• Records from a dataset

::::

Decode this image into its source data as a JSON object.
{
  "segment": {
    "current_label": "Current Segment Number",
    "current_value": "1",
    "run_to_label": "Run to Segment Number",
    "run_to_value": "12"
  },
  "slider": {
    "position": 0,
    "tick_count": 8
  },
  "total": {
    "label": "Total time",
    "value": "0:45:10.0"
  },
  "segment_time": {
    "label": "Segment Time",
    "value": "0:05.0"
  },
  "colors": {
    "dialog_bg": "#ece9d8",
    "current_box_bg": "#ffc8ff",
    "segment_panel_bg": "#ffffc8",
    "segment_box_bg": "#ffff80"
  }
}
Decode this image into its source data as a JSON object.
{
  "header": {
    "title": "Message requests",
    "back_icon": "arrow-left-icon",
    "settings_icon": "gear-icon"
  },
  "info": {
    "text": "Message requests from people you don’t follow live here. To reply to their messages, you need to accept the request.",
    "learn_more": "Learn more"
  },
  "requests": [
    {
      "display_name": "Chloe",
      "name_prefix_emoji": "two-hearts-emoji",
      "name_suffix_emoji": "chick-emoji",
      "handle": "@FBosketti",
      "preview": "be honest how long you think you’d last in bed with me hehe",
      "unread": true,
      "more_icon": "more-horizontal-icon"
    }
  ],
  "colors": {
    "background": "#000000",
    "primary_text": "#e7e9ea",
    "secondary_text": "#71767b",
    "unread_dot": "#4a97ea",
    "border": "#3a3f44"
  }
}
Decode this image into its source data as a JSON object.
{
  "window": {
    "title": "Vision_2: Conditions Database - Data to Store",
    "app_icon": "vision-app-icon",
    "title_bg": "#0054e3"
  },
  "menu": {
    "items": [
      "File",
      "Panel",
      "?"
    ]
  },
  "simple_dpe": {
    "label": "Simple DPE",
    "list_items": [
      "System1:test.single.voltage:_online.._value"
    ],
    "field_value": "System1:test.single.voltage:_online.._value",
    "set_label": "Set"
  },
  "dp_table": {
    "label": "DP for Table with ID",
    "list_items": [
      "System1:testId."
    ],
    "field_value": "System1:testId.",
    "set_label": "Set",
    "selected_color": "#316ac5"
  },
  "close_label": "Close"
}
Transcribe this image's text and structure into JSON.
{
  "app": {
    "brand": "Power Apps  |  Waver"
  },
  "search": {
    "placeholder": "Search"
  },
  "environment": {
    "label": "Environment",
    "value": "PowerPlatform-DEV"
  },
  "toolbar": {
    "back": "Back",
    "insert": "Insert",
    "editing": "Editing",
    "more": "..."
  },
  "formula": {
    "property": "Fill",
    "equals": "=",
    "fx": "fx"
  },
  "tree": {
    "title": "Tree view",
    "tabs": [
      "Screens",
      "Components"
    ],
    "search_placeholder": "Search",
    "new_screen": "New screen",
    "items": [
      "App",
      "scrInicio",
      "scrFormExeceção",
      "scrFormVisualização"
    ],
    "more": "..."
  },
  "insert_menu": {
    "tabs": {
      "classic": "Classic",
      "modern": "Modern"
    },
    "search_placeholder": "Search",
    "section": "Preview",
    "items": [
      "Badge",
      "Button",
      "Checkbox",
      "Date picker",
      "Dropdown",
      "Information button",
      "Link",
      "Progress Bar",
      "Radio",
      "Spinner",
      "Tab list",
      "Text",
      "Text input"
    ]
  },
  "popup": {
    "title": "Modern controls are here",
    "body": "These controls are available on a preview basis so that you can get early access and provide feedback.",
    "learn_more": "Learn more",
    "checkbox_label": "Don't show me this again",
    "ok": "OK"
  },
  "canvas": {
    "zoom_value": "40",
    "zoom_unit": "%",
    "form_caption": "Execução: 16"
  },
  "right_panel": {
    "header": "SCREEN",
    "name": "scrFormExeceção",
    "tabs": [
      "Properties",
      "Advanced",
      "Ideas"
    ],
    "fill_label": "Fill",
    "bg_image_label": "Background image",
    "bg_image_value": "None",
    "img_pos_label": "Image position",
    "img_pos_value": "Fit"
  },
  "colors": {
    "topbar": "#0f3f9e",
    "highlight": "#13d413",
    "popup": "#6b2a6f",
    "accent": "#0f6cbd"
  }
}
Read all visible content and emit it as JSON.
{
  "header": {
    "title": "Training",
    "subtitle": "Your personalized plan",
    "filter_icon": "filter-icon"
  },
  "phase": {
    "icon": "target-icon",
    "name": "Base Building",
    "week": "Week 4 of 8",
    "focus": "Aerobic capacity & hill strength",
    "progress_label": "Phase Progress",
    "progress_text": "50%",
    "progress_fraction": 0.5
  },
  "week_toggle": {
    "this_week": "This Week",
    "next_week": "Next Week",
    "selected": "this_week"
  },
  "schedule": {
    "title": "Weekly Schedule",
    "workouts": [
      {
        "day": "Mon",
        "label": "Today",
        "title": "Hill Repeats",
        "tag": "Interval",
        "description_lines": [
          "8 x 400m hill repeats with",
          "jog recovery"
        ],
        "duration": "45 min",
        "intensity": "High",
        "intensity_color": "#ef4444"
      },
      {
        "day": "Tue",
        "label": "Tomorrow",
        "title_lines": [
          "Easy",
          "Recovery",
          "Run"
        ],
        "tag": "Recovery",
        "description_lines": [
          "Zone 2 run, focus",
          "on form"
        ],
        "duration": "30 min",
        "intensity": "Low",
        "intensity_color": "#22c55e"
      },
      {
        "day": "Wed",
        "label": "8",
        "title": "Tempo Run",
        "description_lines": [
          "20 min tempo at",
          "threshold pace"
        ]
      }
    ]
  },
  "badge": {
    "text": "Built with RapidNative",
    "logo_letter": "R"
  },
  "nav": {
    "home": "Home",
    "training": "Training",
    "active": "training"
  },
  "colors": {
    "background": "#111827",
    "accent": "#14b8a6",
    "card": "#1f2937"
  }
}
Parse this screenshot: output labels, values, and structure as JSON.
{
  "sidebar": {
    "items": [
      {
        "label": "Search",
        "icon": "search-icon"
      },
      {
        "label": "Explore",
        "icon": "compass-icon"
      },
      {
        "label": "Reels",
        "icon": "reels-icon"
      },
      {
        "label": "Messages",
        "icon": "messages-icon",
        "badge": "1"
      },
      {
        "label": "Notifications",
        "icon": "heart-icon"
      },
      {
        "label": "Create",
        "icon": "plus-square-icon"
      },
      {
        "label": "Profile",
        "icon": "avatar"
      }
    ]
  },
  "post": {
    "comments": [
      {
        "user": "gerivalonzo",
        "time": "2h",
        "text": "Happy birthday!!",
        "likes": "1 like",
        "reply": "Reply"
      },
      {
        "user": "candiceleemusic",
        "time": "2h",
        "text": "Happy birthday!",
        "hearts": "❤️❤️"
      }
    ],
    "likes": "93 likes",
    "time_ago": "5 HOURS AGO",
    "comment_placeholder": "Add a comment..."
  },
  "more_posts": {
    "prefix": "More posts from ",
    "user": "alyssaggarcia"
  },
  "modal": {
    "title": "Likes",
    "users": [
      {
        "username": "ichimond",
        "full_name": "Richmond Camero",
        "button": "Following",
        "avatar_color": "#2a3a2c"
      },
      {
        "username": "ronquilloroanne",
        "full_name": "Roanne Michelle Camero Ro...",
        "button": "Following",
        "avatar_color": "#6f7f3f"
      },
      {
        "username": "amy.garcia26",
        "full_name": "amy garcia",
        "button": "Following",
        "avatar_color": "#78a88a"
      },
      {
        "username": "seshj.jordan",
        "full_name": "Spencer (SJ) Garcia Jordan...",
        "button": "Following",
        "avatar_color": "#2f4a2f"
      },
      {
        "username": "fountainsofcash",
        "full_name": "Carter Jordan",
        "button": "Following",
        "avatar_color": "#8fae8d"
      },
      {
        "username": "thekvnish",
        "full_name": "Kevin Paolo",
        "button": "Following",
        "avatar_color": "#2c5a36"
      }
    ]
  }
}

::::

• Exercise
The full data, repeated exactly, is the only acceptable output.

• Answer to this exercise
Decode this image into its source data as a JSON object.
{
  "segment": {
    "current_label": "Current Segment Number",
    "current_value": "1",
    "run_to_label": "Run to Segment Number",
    "run_to_value": "12"
  },
  "slider": {
    "position": 0,
    "tick_count": 8
  },
  "total": {
    "label": "Total time",
    "value": "0:45:10.0"
  },
  "segment_time": {
    "label": "Segment Time",
    "value": "0:05.0"
  },
  "colors": {
    "dialog_bg": "#ece9d8",
    "current_box_bg": "#ffc8ff",
    "segment_panel_bg": "#ffffc8",
    "segment_box_bg": "#ffff80"
  }
}
Decode this image into its source data as a JSON object.
{
  "header": {
    "title": "Message requests",
    "back_icon": "arrow-left-icon",
    "settings_icon": "gear-icon"
  },
  "info": {
    "text": "Message requests from people you don’t follow live here. To reply to their messages, you need to accept the request.",
    "learn_more": "Learn more"
  },
  "requests": [
    {
      "display_name": "Chloe",
      "name_prefix_emoji": "two-hearts-emoji",
      "name_suffix_emoji": "chick-emoji",
      "handle": "@FBosketti",
      "preview": "be honest how long you think you’d last in bed with me hehe",
      "unread": true,
      "more_icon": "more-horizontal-icon"
    }
  ],
  "colors": {
    "background": "#000000",
    "primary_text": "#e7e9ea",
    "secondary_text": "#71767b",
    "unread_dot": "#4a97ea",
    "border": "#3a3f44"
  }
}
Decode this image into its source data as a JSON object.
{
  "window": {
    "title": "Vision_2: Conditions Database - Data to Store",
    "app_icon": "vision-app-icon",
    "title_bg": "#0054e3"
  },
  "menu": {
    "items": [
      "File",
      "Panel",
      "?"
    ]
  },
  "simple_dpe": {
    "label": "Simple DPE",
    "list_items": [
      "System1:test.single.voltage:_online.._value"
    ],
    "field_value": "System1:test.single.voltage:_online.._value",
    "set_label": "Set"
  },
  "dp_table": {
    "label": "DP for Table with ID",
    "list_items": [
      "System1:testId."
    ],
    "field_value": "System1:testId.",
    "set_label": "Set",
    "selected_color": "#316ac5"
  },
  "close_label": "Close"
}
Transcribe this image's text and structure into JSON.
{
  "app": {
    "brand": "Power Apps  |  Waver"
  },
  "search": {
    "placeholder": "Search"
  },
  "environment": {
    "label": "Environment",
    "value": "PowerPlatform-DEV"
  },
  "toolbar": {
    "back": "Back",
    "insert": "Insert",
    "editing": "Editing",
    "more": "..."
  },
  "formula": {
    "property": "Fill",
    "equals": "=",
    "fx": "fx"
  },
  "tree": {
    "title": "Tree view",
    "tabs": [
      "Screens",
      "Components"
    ],
    "search_placeholder": "Search",
    "new_screen": "New screen",
    "items": [
      "App",
      "scrInicio",
      "scrFormExeceção",
      "scrFormVisualização"
    ],
    "more": "..."
  },
  "insert_menu": {
    "tabs": {
      "classic": "Classic",
      "modern": "Modern"
    },
    "search_placeholder": "Search",
    "section": "Preview",
    "items": [
      "Badge",
      "Button",
      "Checkbox",
      "Date picker",
      "Dropdown",
      "Information button",
      "Link",
      "Progress Bar",
      "Radio",
      "Spinner",
      "Tab list",
      "Text",
      "Text input"
    ]
  },
  "popup": {
    "title": "Modern controls are here",
    "body": "These controls are available on a preview basis so that you can get early access and provide feedback.",
    "learn_more": "Learn more",
    "checkbox_label": "Don't show me this again",
    "ok": "OK"
  },
  "canvas": {
    "zoom_value": "40",
    "zoom_unit": "%",
    "form_caption": "Execução: 16"
  },
  "right_panel": {
    "header": "SCREEN",
    "name": "scrFormExeceção",
    "tabs": [
      "Properties",
      "Advanced",
      "Ideas"
    ],
    "fill_label": "Fill",
    "bg_image_label": "Background image",
    "bg_image_value": "None",
    "img_pos_label": "Image position",
    "img_pos_value": "Fit"
  },
  "colors": {
    "topbar": "#0f3f9e",
    "highlight": "#13d413",
    "popup": "#6b2a6f",
    "accent": "#0f6cbd"
  }
}
Read all visible content and emit it as JSON.
{
  "header": {
    "title": "Training",
    "subtitle": "Your personalized plan",
    "filter_icon": "filter-icon"
  },
  "phase": {
    "icon": "target-icon",
    "name": "Base Building",
    "week": "Week 4 of 8",
    "focus": "Aerobic capacity & hill strength",
    "progress_label": "Phase Progress",
    "progress_text": "50%",
    "progress_fraction": 0.5
  },
  "week_toggle": {
    "this_week": "This Week",
    "next_week": "Next Week",
    "selected": "this_week"
  },
  "schedule": {
    "title": "Weekly Schedule",
    "workouts": [
      {
        "day": "Mon",
        "label": "Today",
        "title": "Hill Repeats",
        "tag": "Interval",
        "description_lines": [
          "8 x 400m hill repeats with",
          "jog recovery"
        ],
        "duration": "45 min",
        "intensity": "High",
        "intensity_color": "#ef4444"
      },
      {
        "day": "Tue",
        "label": "Tomorrow",
        "title_lines": [
          "Easy",
          "Recovery",
          "Run"
        ],
        "tag": "Recovery",
        "description_lines": [
          "Zone 2 run, focus",
          "on form"
        ],
        "duration": "30 min",
        "intensity": "Low",
        "intensity_color": "#22c55e"
      },
      {
        "day": "Wed",
        "label": "8",
        "title": "Tempo Run",
        "description_lines": [
          "20 min tempo at",
          "threshold pace"
        ]
      }
    ]
  },
  "badge": {
    "text": "Built with RapidNative",
    "logo_letter": "R"
  },
  "nav": {
    "home": "Home",
    "training": "Training",
    "active": "training"
  },
  "colors": {
    "background": "#111827",
    "accent": "#14b8a6",
    "card": "#1f2937"
  }
}
Parse this screenshot: output labels, values, and structure as JSON.
{
  "sidebar": {
    "items": [
      {
        "label": "Search",
        "icon": "search-icon"
      },
      {
        "label": "Explore",
        "icon": "compass-icon"
      },
      {
        "label": "Reels",
        "icon": "reels-icon"
      },
      {
        "label": "Messages",
        "icon": "messages-icon",
        "badge": "1"
      },
      {
        "label": "Notifications",
        "icon": "heart-icon"
      },
      {
        "label": "Create",
        "icon": "plus-square-icon"
      },
      {
        "label": "Profile",
        "icon": "avatar"
      }
    ]
  },
  "post": {
    "comments": [
      {
        "user": "gerivalonzo",
        "time": "2h",
        "text": "Happy birthday!!",
        "likes": "1 like",
        "reply": "Reply"
      },
      {
        "user": "candiceleemusic",
        "time": "2h",
        "text": "Happy birthday!",
        "hearts": "❤️❤️"
      }
    ],
    "likes": "93 likes",
    "time_ago": "5 HOURS AGO",
    "comment_placeholder": "Add a comment..."
  },
  "more_posts": {
    "prefix": "More posts from ",
    "user": "alyssaggarcia"
  },
  "modal": {
    "title": "Likes",
    "users": [
      {
        "username": "ichimond",
        "full_name": "Richmond Camero",
        "button": "Following",
        "avatar_color": "#2a3a2c"
      },
      {
        "username": "ronquilloroanne",
        "full_name": "Roanne Michelle Camero Ro...",
        "button": "Following",
        "avatar_color": "#6f7f3f"
      },
      {
        "username": "amy.garcia26",
        "full_name": "amy garcia",
        "button": "Following",
        "avatar_color": "#78a88a"
      },
      {
        "username": "seshj.jordan",
        "full_name": "Spencer (SJ) Garcia Jordan...",
        "button": "Following",
        "avatar_color": "#2f4a2f"
      },
      {
        "username": "fountainsofcash",
        "full_name": "Carter Jordan",
        "button": "Following",
        "avatar_color": "#8fae8d"
      },
      {
        "username": "thekvnish",
        "full_name": "Kevin Paolo",
        "button": "Following",
        "avatar_color": "#2c5a36"
      }
    ]
  }
}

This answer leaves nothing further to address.